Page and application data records
--- --- ---

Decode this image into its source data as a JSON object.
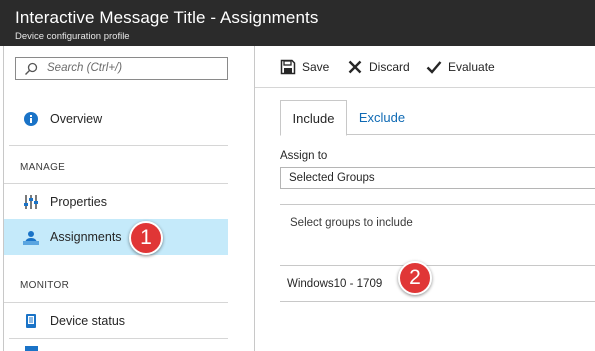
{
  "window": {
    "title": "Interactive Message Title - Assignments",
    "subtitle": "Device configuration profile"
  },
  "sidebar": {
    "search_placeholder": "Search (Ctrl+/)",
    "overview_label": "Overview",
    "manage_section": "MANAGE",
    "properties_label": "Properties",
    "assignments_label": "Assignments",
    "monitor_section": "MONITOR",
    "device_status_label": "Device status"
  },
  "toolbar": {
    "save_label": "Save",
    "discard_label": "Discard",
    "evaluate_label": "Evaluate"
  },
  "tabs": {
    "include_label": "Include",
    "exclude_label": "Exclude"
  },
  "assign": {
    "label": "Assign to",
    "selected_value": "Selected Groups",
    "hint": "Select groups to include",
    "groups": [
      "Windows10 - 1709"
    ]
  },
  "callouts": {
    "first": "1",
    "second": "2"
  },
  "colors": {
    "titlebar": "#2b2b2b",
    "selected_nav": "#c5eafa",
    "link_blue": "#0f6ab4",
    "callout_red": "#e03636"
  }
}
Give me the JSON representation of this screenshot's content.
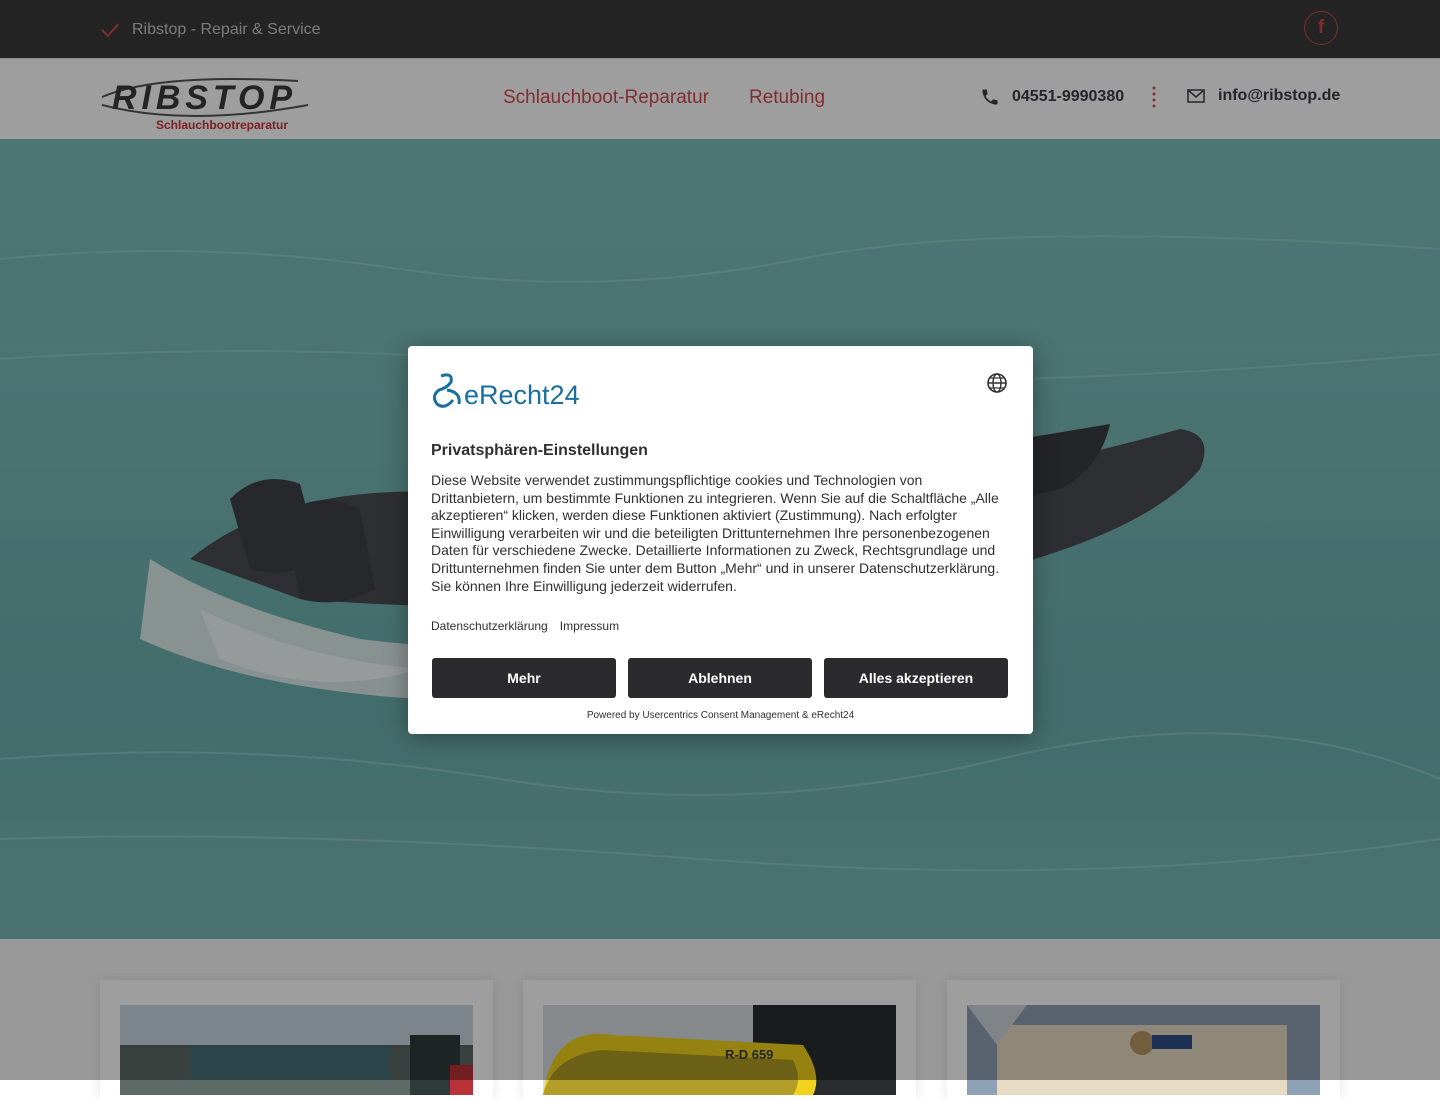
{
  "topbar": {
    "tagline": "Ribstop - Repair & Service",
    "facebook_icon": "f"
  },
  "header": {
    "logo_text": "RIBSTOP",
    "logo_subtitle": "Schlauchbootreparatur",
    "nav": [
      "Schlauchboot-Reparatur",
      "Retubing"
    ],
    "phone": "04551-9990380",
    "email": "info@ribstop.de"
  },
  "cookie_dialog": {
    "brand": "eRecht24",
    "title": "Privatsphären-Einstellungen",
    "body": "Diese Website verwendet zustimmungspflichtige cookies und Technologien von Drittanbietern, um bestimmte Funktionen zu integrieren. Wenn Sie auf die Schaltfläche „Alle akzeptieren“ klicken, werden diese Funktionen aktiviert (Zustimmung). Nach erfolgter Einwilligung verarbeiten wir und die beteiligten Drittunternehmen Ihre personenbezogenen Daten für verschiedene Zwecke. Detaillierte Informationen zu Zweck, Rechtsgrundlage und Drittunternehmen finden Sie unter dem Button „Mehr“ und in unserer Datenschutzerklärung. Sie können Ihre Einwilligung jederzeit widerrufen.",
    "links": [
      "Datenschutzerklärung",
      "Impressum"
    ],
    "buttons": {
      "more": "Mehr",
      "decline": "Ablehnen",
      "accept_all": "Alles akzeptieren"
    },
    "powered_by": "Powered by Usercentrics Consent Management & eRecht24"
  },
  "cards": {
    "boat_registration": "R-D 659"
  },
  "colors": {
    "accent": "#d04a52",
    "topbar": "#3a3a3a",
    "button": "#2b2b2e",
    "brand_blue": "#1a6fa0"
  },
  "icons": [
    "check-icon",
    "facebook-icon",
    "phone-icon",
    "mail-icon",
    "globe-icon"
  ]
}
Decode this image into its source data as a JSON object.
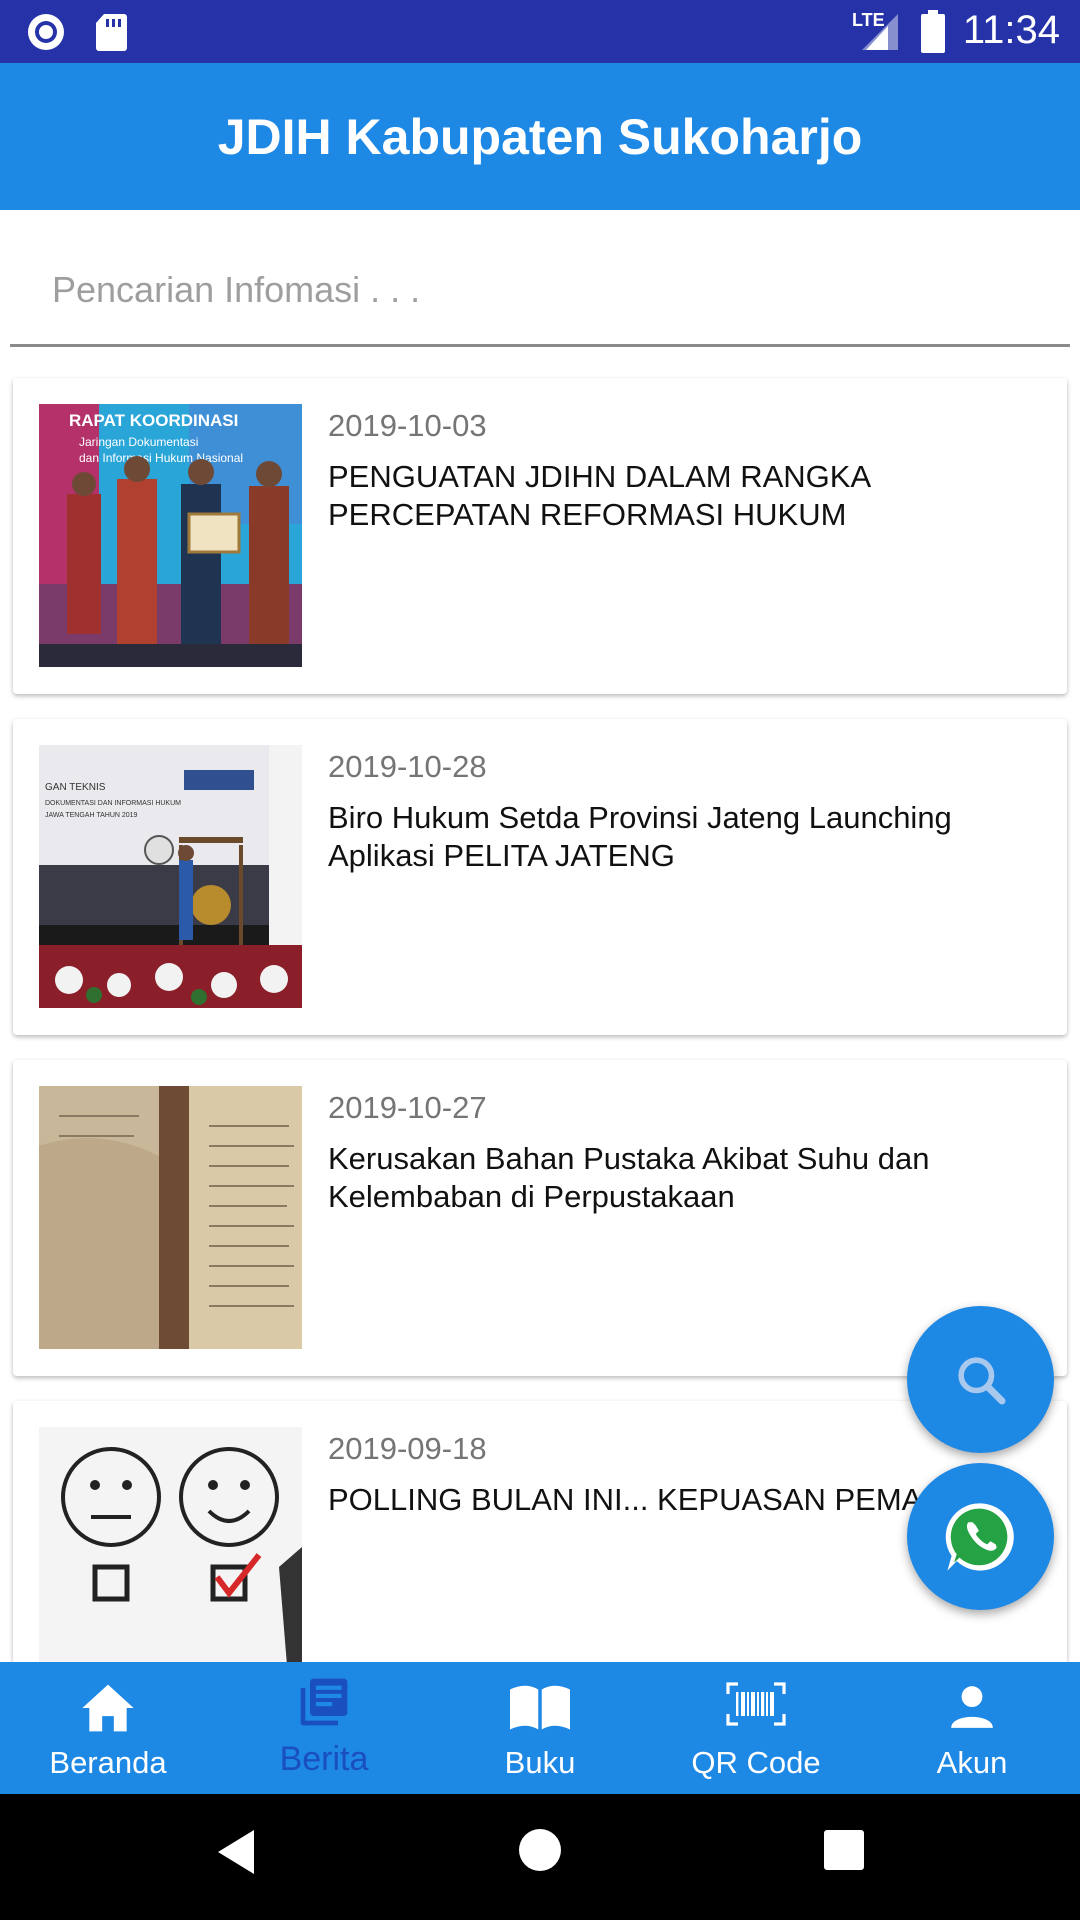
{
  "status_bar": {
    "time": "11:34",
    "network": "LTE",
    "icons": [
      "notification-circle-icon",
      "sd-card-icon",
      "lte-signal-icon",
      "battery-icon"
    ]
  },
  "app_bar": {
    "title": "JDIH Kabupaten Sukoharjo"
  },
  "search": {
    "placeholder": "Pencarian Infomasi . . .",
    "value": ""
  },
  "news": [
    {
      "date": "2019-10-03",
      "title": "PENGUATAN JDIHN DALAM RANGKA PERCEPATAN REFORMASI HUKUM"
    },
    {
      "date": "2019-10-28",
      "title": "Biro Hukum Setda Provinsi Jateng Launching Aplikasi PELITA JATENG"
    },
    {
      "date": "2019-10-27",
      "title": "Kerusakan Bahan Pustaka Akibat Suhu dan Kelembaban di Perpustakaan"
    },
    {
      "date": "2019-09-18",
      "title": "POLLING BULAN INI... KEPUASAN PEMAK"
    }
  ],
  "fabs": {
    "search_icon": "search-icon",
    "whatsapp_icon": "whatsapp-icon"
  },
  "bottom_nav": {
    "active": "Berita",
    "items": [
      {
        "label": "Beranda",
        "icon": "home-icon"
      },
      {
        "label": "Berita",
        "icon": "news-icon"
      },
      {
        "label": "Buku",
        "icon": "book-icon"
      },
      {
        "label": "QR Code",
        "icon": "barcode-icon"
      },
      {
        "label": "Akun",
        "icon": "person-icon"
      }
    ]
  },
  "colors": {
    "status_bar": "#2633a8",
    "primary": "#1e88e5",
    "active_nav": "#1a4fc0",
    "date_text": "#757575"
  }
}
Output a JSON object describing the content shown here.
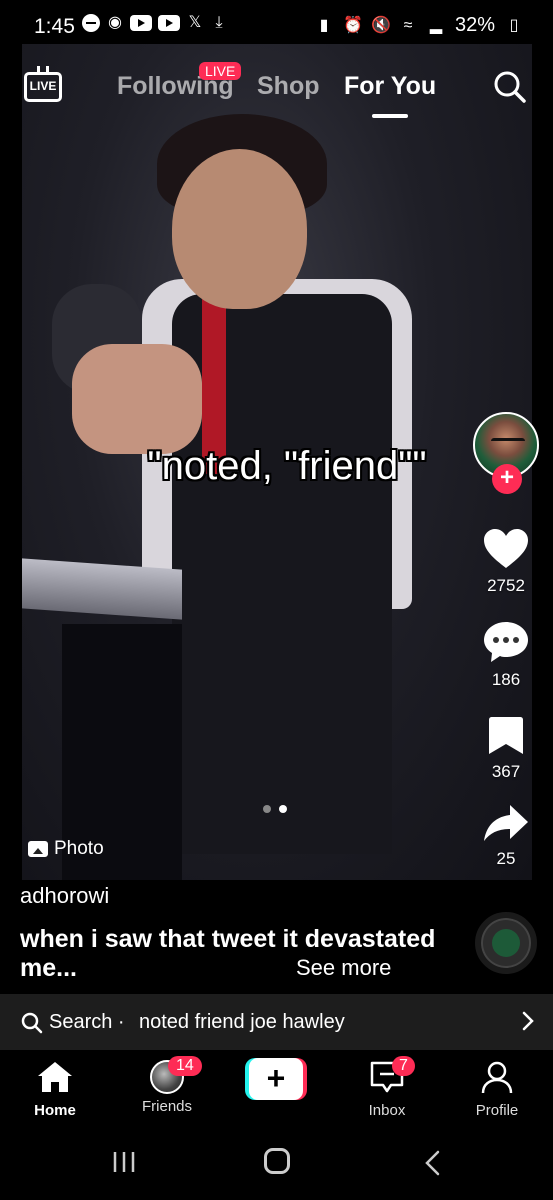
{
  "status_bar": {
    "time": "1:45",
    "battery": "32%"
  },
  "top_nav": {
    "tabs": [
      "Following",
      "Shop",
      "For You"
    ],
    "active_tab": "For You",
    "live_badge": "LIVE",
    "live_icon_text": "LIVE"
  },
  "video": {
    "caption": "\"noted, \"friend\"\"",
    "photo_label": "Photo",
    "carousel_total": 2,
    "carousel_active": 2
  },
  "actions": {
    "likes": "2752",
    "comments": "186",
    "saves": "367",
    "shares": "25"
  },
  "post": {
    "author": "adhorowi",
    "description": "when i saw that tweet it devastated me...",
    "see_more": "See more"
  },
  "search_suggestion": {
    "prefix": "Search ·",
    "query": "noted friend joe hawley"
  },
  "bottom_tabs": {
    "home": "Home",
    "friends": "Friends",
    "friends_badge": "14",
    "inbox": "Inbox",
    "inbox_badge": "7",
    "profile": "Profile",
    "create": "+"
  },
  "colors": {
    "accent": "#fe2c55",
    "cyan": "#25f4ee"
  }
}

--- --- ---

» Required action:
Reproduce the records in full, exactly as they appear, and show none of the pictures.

» Answer to the problem:
Decode this image into its source data as a JSON object.
{
  "window": {
    "title": "Interactive Message Title - Assignments",
    "subtitle": "Device configuration profile"
  },
  "sidebar": {
    "search_placeholder": "Search (Ctrl+/)",
    "overview_label": "Overview",
    "manage_section": "MANAGE",
    "properties_label": "Properties",
    "assignments_label": "Assignments",
    "monitor_section": "MONITOR",
    "device_status_label": "Device status"
  },
  "toolbar": {
    "save_label": "Save",
    "discard_label": "Discard",
    "evaluate_label": "Evaluate"
  },
  "tabs": {
    "include_label": "Include",
    "exclude_label": "Exclude"
  },
  "assign": {
    "label": "Assign to",
    "selected_value": "Selected Groups",
    "hint": "Select groups to include",
    "groups": [
      "Windows10 - 1709"
    ]
  },
  "callouts": {
    "first": "1",
    "second": "2"
  },
  "colors": {
    "titlebar": "#2b2b2b",
    "selected_nav": "#c5eafa",
    "link_blue": "#0f6ab4",
    "callout_red": "#e03636"
  }
}
Give me the JSON representation of this screenshot's content.
{
  "topbar": {
    "tagline": "Ribstop - Repair & Service",
    "facebook_icon": "f"
  },
  "header": {
    "logo_text": "RIBSTOP",
    "logo_subtitle": "Schlauchbootreparatur",
    "nav": [
      "Schlauchboot-Reparatur",
      "Retubing"
    ],
    "phone": "04551-9990380",
    "email": "info@ribstop.de"
  },
  "cookie_dialog": {
    "brand": "eRecht24",
    "title": "Privatsphären-Einstellungen",
    "body": "Diese Website verwendet zustimmungspflichtige cookies und Technologien von Drittanbietern, um bestimmte Funktionen zu integrieren. Wenn Sie auf die Schaltfläche „Alle akzeptieren“ klicken, werden diese Funktionen aktiviert (Zustimmung). Nach erfolgter Einwilligung verarbeiten wir und die beteiligten Drittunternehmen Ihre personenbezogenen Daten für verschiedene Zwecke. Detaillierte Informationen zu Zweck, Rechtsgrundlage und Drittunternehmen finden Sie unter dem Button „Mehr“ und in unserer Datenschutzerklärung. Sie können Ihre Einwilligung jederzeit widerrufen.",
    "links": [
      "Datenschutzerklärung",
      "Impressum"
    ],
    "buttons": {
      "more": "Mehr",
      "decline": "Ablehnen",
      "accept_all": "Alles akzeptieren"
    },
    "powered_by": "Powered by Usercentrics Consent Management & eRecht24"
  },
  "cards": {
    "boat_registration": "R-D 659"
  },
  "colors": {
    "accent": "#d04a52",
    "topbar": "#3a3a3a",
    "button": "#2b2b2e",
    "brand_blue": "#1a6fa0"
  },
  "icons": [
    "check-icon",
    "facebook-icon",
    "phone-icon",
    "mail-icon",
    "globe-icon"
  ]
}
Decode this image into its source data as a JSON object.
{
  "status_bar": {
    "time": "11:34",
    "network": "LTE",
    "icons": [
      "notification-circle-icon",
      "sd-card-icon",
      "lte-signal-icon",
      "battery-icon"
    ]
  },
  "app_bar": {
    "title": "JDIH Kabupaten Sukoharjo"
  },
  "search": {
    "placeholder": "Pencarian Infomasi . . .",
    "value": ""
  },
  "news": [
    {
      "date": "2019-10-03",
      "title": "PENGUATAN JDIHN DALAM RANGKA PERCEPATAN REFORMASI HUKUM"
    },
    {
      "date": "2019-10-28",
      "title": "Biro Hukum Setda Provinsi Jateng Launching Aplikasi PELITA JATENG"
    },
    {
      "date": "2019-10-27",
      "title": "Kerusakan Bahan Pustaka Akibat Suhu dan Kelembaban di Perpustakaan"
    },
    {
      "date": "2019-09-18",
      "title": "POLLING BULAN INI... KEPUASAN PEMAK"
    }
  ],
  "fabs": {
    "search_icon": "search-icon",
    "whatsapp_icon": "whatsapp-icon"
  },
  "bottom_nav": {
    "active": "Berita",
    "items": [
      {
        "label": "Beranda",
        "icon": "home-icon"
      },
      {
        "label": "Berita",
        "icon": "news-icon"
      },
      {
        "label": "Buku",
        "icon": "book-icon"
      },
      {
        "label": "QR Code",
        "icon": "barcode-icon"
      },
      {
        "label": "Akun",
        "icon": "person-icon"
      }
    ]
  },
  "colors": {
    "status_bar": "#2633a8",
    "primary": "#1e88e5",
    "active_nav": "#1a4fc0",
    "date_text": "#757575"
  }
}
Output a JSON object describing the content shown here.
{
  "status_bar": {
    "time": "1:45",
    "battery": "32%"
  },
  "top_nav": {
    "tabs": [
      "Following",
      "Shop",
      "For You"
    ],
    "active_tab": "For You",
    "live_badge": "LIVE",
    "live_icon_text": "LIVE"
  },
  "video": {
    "caption": "\"noted, \"friend\"\"",
    "photo_label": "Photo",
    "carousel_total": 2,
    "carousel_active": 2
  },
  "actions": {
    "likes": "2752",
    "comments": "186",
    "saves": "367",
    "shares": "25"
  },
  "post": {
    "author": "adhorowi",
    "description": "when i saw that tweet it devastated me...",
    "see_more": "See more"
  },
  "search_suggestion": {
    "prefix": "Search ·",
    "query": "noted friend joe hawley"
  },
  "bottom_tabs": {
    "home": "Home",
    "friends": "Friends",
    "friends_badge": "14",
    "inbox": "Inbox",
    "inbox_badge": "7",
    "profile": "Profile",
    "create": "+"
  },
  "colors": {
    "accent": "#fe2c55",
    "cyan": "#25f4ee"
  }
}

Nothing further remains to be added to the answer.